The Ministry of Higher-Education and Scientific Research of Sudan approved the Comboni College of Science and Technology (CCST) on the 15th of April in 2001 thanks to the contribution of those fathers. They all were Muslim Sudanese citizens passionate by the Charisma of Comboni.

The CCST became the one and only Christian higher education institution throughout the country. Its several university curricula currently admit 54% of Sudanese students and 46% of foreign pupils mainly coming from refugee families of South Sudan, Eritrea and Ethiopia.

An evolution marked by dialogue with society

The CCK’s foundation represented the response of the Congregation towards the abandonment of an active missionary presence in Sudan, the land marked by the steps of the Founder. In that way, pastoral care and education could be given to the Christian minority, along with obtaining a launching pad for dialogue with an Islamic majority society. The lack of quality schools turned CCK into a reference point in which generations of Muslim and Christian leaders were educated together.

With the launching of new schools in the country, along with a Sudanese curriculum rather than an international one, the institution emphasised the equity point.

High-school filled its classrooms with South Sudanese students, and the post-secondary section facilitated access to higher education for students coming from displaced and refugees families from South Sudan and Eritrea. This does not prevent the university section to keep its doors open to well-off societal sectors particularly interested only in the study of Spanish and Italian languages. 

The evolution in time of the features offered by the institution went hand in hand with the evolution of the concept of mission itself. In fact, it was started in reaction to a reductive vision of mission limited to the conversion of people who had not yet heard of Christianity

With the passing of time, Comboni College has evolved according to a vision that understands mission as dialogue at the service of the building of the kingdom in collaboration with Muslim friends.

For instance, this approach finds concrete expression by means of the service that the post-secondary section carries out through its activities in the field of palliative care. Muslims and Christians are formed to approach to the Father’s mercy anyone who is suffering from a chronic or a terminal disease.

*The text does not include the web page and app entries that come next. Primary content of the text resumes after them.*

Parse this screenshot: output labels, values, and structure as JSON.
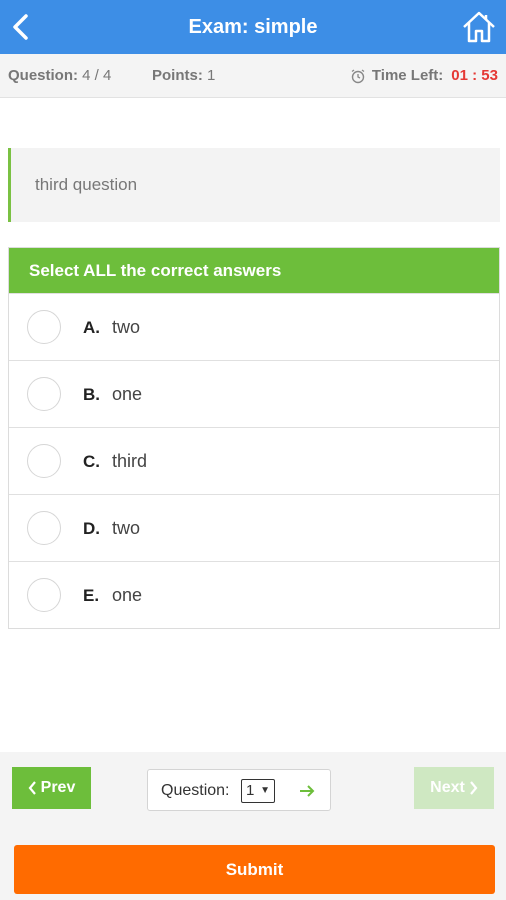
{
  "header": {
    "title": "Exam: simple"
  },
  "info": {
    "question_label": "Question:",
    "question_value": "4 / 4",
    "points_label": "Points:",
    "points_value": "1",
    "time_label": "Time Left:",
    "time_value": "01 : 53"
  },
  "question": {
    "text": "third question"
  },
  "answers": {
    "header": "Select ALL the correct answers",
    "options": [
      {
        "letter": "A.",
        "text": "two"
      },
      {
        "letter": "B.",
        "text": "one"
      },
      {
        "letter": "C.",
        "text": "third"
      },
      {
        "letter": "D.",
        "text": "two"
      },
      {
        "letter": "E.",
        "text": "one"
      }
    ]
  },
  "nav": {
    "prev_label": "Prev",
    "next_label": "Next",
    "question_select_label": "Question:",
    "question_select_value": "1"
  },
  "submit_label": "Submit",
  "colors": {
    "header_bg": "#3d8ee6",
    "accent_green": "#6dbe3b",
    "submit_orange": "#ff6b00",
    "timer_red": "#e53935"
  },
  "icons": [
    "back-arrow-icon",
    "home-icon",
    "alarm-clock-icon",
    "chevron-left-icon",
    "chevron-right-icon",
    "arrow-right-icon"
  ]
}
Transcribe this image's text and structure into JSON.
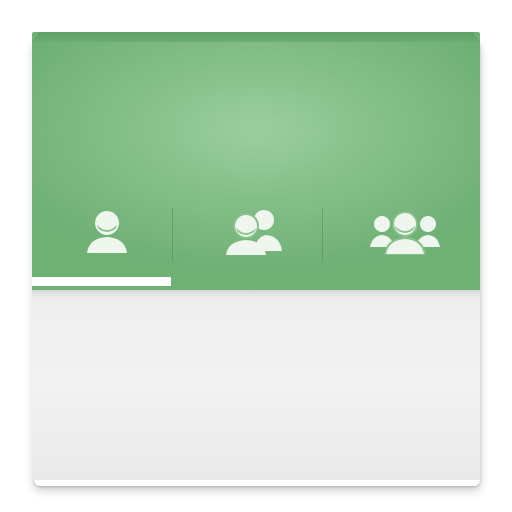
{
  "app": {
    "colors": {
      "header_green": "#86c08a",
      "header_highlight": "#9ccf9f",
      "icon_fill": "#eef6ee",
      "indicator": "#ffffff",
      "content_bg": "#f0f0f0"
    }
  },
  "tabs": [
    {
      "icon": "person-icon",
      "selected": true
    },
    {
      "icon": "two-people-icon",
      "selected": false
    },
    {
      "icon": "group-icon",
      "selected": false
    }
  ],
  "indicator": {
    "selected_index": 0
  }
}
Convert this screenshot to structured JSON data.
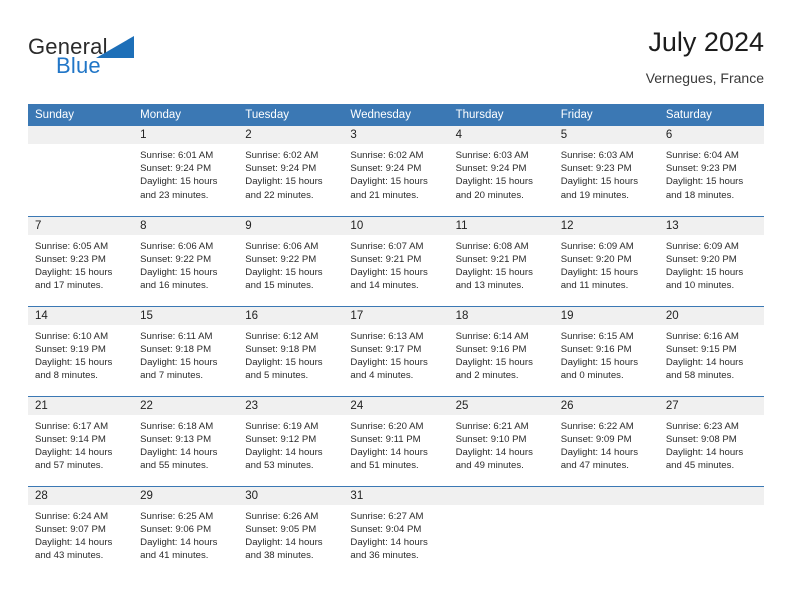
{
  "logo": {
    "word1": "General",
    "word2": "Blue",
    "triangle_color": "#1d6fb8",
    "text_color": "#2b2b2b",
    "blue_color": "#2176c7"
  },
  "header": {
    "title": "July 2024",
    "subtitle": "Vernegues, France"
  },
  "theme": {
    "header_bar": "#3b78b4",
    "daynum_bg": "#f0f0f0",
    "grid_line": "#3b78b4"
  },
  "weekdays": [
    "Sunday",
    "Monday",
    "Tuesday",
    "Wednesday",
    "Thursday",
    "Friday",
    "Saturday"
  ],
  "weeks": [
    [
      {
        "day": "",
        "sunrise": "",
        "sunset": "",
        "daylight1": "",
        "daylight2": ""
      },
      {
        "day": "1",
        "sunrise": "Sunrise: 6:01 AM",
        "sunset": "Sunset: 9:24 PM",
        "daylight1": "Daylight: 15 hours",
        "daylight2": "and 23 minutes."
      },
      {
        "day": "2",
        "sunrise": "Sunrise: 6:02 AM",
        "sunset": "Sunset: 9:24 PM",
        "daylight1": "Daylight: 15 hours",
        "daylight2": "and 22 minutes."
      },
      {
        "day": "3",
        "sunrise": "Sunrise: 6:02 AM",
        "sunset": "Sunset: 9:24 PM",
        "daylight1": "Daylight: 15 hours",
        "daylight2": "and 21 minutes."
      },
      {
        "day": "4",
        "sunrise": "Sunrise: 6:03 AM",
        "sunset": "Sunset: 9:24 PM",
        "daylight1": "Daylight: 15 hours",
        "daylight2": "and 20 minutes."
      },
      {
        "day": "5",
        "sunrise": "Sunrise: 6:03 AM",
        "sunset": "Sunset: 9:23 PM",
        "daylight1": "Daylight: 15 hours",
        "daylight2": "and 19 minutes."
      },
      {
        "day": "6",
        "sunrise": "Sunrise: 6:04 AM",
        "sunset": "Sunset: 9:23 PM",
        "daylight1": "Daylight: 15 hours",
        "daylight2": "and 18 minutes."
      }
    ],
    [
      {
        "day": "7",
        "sunrise": "Sunrise: 6:05 AM",
        "sunset": "Sunset: 9:23 PM",
        "daylight1": "Daylight: 15 hours",
        "daylight2": "and 17 minutes."
      },
      {
        "day": "8",
        "sunrise": "Sunrise: 6:06 AM",
        "sunset": "Sunset: 9:22 PM",
        "daylight1": "Daylight: 15 hours",
        "daylight2": "and 16 minutes."
      },
      {
        "day": "9",
        "sunrise": "Sunrise: 6:06 AM",
        "sunset": "Sunset: 9:22 PM",
        "daylight1": "Daylight: 15 hours",
        "daylight2": "and 15 minutes."
      },
      {
        "day": "10",
        "sunrise": "Sunrise: 6:07 AM",
        "sunset": "Sunset: 9:21 PM",
        "daylight1": "Daylight: 15 hours",
        "daylight2": "and 14 minutes."
      },
      {
        "day": "11",
        "sunrise": "Sunrise: 6:08 AM",
        "sunset": "Sunset: 9:21 PM",
        "daylight1": "Daylight: 15 hours",
        "daylight2": "and 13 minutes."
      },
      {
        "day": "12",
        "sunrise": "Sunrise: 6:09 AM",
        "sunset": "Sunset: 9:20 PM",
        "daylight1": "Daylight: 15 hours",
        "daylight2": "and 11 minutes."
      },
      {
        "day": "13",
        "sunrise": "Sunrise: 6:09 AM",
        "sunset": "Sunset: 9:20 PM",
        "daylight1": "Daylight: 15 hours",
        "daylight2": "and 10 minutes."
      }
    ],
    [
      {
        "day": "14",
        "sunrise": "Sunrise: 6:10 AM",
        "sunset": "Sunset: 9:19 PM",
        "daylight1": "Daylight: 15 hours",
        "daylight2": "and 8 minutes."
      },
      {
        "day": "15",
        "sunrise": "Sunrise: 6:11 AM",
        "sunset": "Sunset: 9:18 PM",
        "daylight1": "Daylight: 15 hours",
        "daylight2": "and 7 minutes."
      },
      {
        "day": "16",
        "sunrise": "Sunrise: 6:12 AM",
        "sunset": "Sunset: 9:18 PM",
        "daylight1": "Daylight: 15 hours",
        "daylight2": "and 5 minutes."
      },
      {
        "day": "17",
        "sunrise": "Sunrise: 6:13 AM",
        "sunset": "Sunset: 9:17 PM",
        "daylight1": "Daylight: 15 hours",
        "daylight2": "and 4 minutes."
      },
      {
        "day": "18",
        "sunrise": "Sunrise: 6:14 AM",
        "sunset": "Sunset: 9:16 PM",
        "daylight1": "Daylight: 15 hours",
        "daylight2": "and 2 minutes."
      },
      {
        "day": "19",
        "sunrise": "Sunrise: 6:15 AM",
        "sunset": "Sunset: 9:16 PM",
        "daylight1": "Daylight: 15 hours",
        "daylight2": "and 0 minutes."
      },
      {
        "day": "20",
        "sunrise": "Sunrise: 6:16 AM",
        "sunset": "Sunset: 9:15 PM",
        "daylight1": "Daylight: 14 hours",
        "daylight2": "and 58 minutes."
      }
    ],
    [
      {
        "day": "21",
        "sunrise": "Sunrise: 6:17 AM",
        "sunset": "Sunset: 9:14 PM",
        "daylight1": "Daylight: 14 hours",
        "daylight2": "and 57 minutes."
      },
      {
        "day": "22",
        "sunrise": "Sunrise: 6:18 AM",
        "sunset": "Sunset: 9:13 PM",
        "daylight1": "Daylight: 14 hours",
        "daylight2": "and 55 minutes."
      },
      {
        "day": "23",
        "sunrise": "Sunrise: 6:19 AM",
        "sunset": "Sunset: 9:12 PM",
        "daylight1": "Daylight: 14 hours",
        "daylight2": "and 53 minutes."
      },
      {
        "day": "24",
        "sunrise": "Sunrise: 6:20 AM",
        "sunset": "Sunset: 9:11 PM",
        "daylight1": "Daylight: 14 hours",
        "daylight2": "and 51 minutes."
      },
      {
        "day": "25",
        "sunrise": "Sunrise: 6:21 AM",
        "sunset": "Sunset: 9:10 PM",
        "daylight1": "Daylight: 14 hours",
        "daylight2": "and 49 minutes."
      },
      {
        "day": "26",
        "sunrise": "Sunrise: 6:22 AM",
        "sunset": "Sunset: 9:09 PM",
        "daylight1": "Daylight: 14 hours",
        "daylight2": "and 47 minutes."
      },
      {
        "day": "27",
        "sunrise": "Sunrise: 6:23 AM",
        "sunset": "Sunset: 9:08 PM",
        "daylight1": "Daylight: 14 hours",
        "daylight2": "and 45 minutes."
      }
    ],
    [
      {
        "day": "28",
        "sunrise": "Sunrise: 6:24 AM",
        "sunset": "Sunset: 9:07 PM",
        "daylight1": "Daylight: 14 hours",
        "daylight2": "and 43 minutes."
      },
      {
        "day": "29",
        "sunrise": "Sunrise: 6:25 AM",
        "sunset": "Sunset: 9:06 PM",
        "daylight1": "Daylight: 14 hours",
        "daylight2": "and 41 minutes."
      },
      {
        "day": "30",
        "sunrise": "Sunrise: 6:26 AM",
        "sunset": "Sunset: 9:05 PM",
        "daylight1": "Daylight: 14 hours",
        "daylight2": "and 38 minutes."
      },
      {
        "day": "31",
        "sunrise": "Sunrise: 6:27 AM",
        "sunset": "Sunset: 9:04 PM",
        "daylight1": "Daylight: 14 hours",
        "daylight2": "and 36 minutes."
      },
      {
        "day": "",
        "sunrise": "",
        "sunset": "",
        "daylight1": "",
        "daylight2": ""
      },
      {
        "day": "",
        "sunrise": "",
        "sunset": "",
        "daylight1": "",
        "daylight2": ""
      },
      {
        "day": "",
        "sunrise": "",
        "sunset": "",
        "daylight1": "",
        "daylight2": ""
      }
    ]
  ]
}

Another example of this approach is represented by the business incubator created by the CCST through which we promote a model of entrepreneurship that respects the environment, meets the social needs, and encourages the economic integration for those most in need.

Comboni College historical evolution has also affected the way of developing the ministry for those missionaries who worked there. The early Comboni Missionaries ran a secondary school composed by a majority of foreign and Christian students, while the teaching, per se, had been entrusted to the Canadian Brothers (1929-1935). After these left, the congregation had to prepare well-qualified missionaries for this ministry. Some of them never worked in parishes, but spent the rest of their missionary lives enlightened by the icon of Jesus as a Teacher.

In recent years our presence has decreased, and the teaching - as much as the administration - are carried on in collaboration with the local staff. Here are included some Muslims and Christians who had studied at the primary and secondary school of the CCK, and who graduated at the CCST. They are the ones who continue along the path of the mission and who provide new insights on the institution.


Aḥmad Maḥjūb, M. (1935) ‘ʿallimūnā’, Al-Fajr, pp. 1965-1966.

Seri-Hersch, I. (2017) ‘Education in Colonial Sudan, 1900-1957’, Oxford University Press USA, 1(May), pp. 1-26. doi: 10.1093/acrefore/9780190277734.013.12.

Vantini, G. (2005) La missione del cuore. I comboniani in Sudan nel ventesimo secolo. Bologna: EMI.

Warburg, G. (2003) Islam, Sectarianism and Politics in Sudan Since the Mahdiyya. London: Hurst and Company.

Fr. Jorge Carlos Naranjo Alcaide
Comboni Missionary
Khartoum (Sudan)